(Entries from a dataset of interfaces)
##############################

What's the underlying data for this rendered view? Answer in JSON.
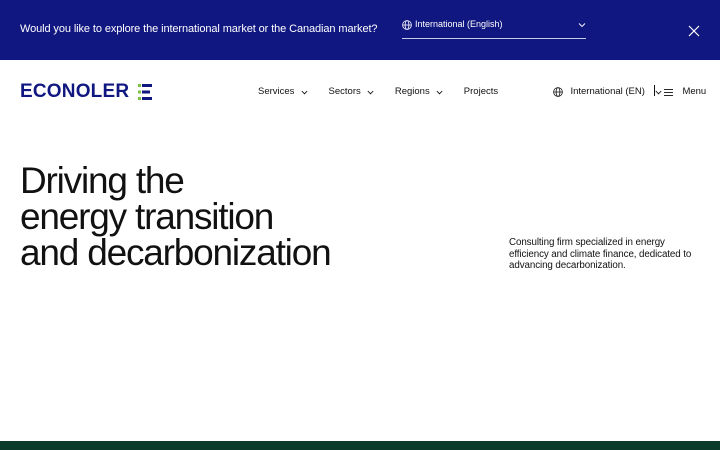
{
  "banner": {
    "question": "Would you like to explore the international market or the Canadian market?",
    "market_select": {
      "selected": "International (English)",
      "icon": "globe-icon",
      "chevron_icon": "chevron-down-icon"
    },
    "close_icon": "close-icon",
    "background_color": "#111780"
  },
  "header": {
    "logo": {
      "text": "ECONOLER",
      "mark_icon": "econoler-e-mark-icon",
      "color": "#111780",
      "accent_color": "#7cc242"
    },
    "nav": [
      {
        "label": "Services",
        "has_dropdown": true
      },
      {
        "label": "Sectors",
        "has_dropdown": true
      },
      {
        "label": "Regions",
        "has_dropdown": true
      },
      {
        "label": "Projects",
        "has_dropdown": false
      }
    ],
    "language": {
      "label": "International (EN)",
      "icon": "globe-icon",
      "chevron_icon": "chevron-down-icon"
    },
    "menu": {
      "label": "Menu",
      "icon": "hamburger-icon"
    }
  },
  "hero": {
    "title_lines": [
      "Driving the",
      "energy transition",
      "and decarbonization"
    ],
    "description": "Consulting firm specialized in energy efficiency and climate finance, dedicated to advancing decarbonization."
  },
  "footer_band": {
    "color": "#0b3b2b"
  }
}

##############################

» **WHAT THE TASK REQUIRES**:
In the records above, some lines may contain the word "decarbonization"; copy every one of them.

» **SOLUTION TO THE PROBLEM**:
      "and decarbonization"
    "description": "Consulting firm specialized in energy efficiency and climate finance, dedicated to advancing decarbonization."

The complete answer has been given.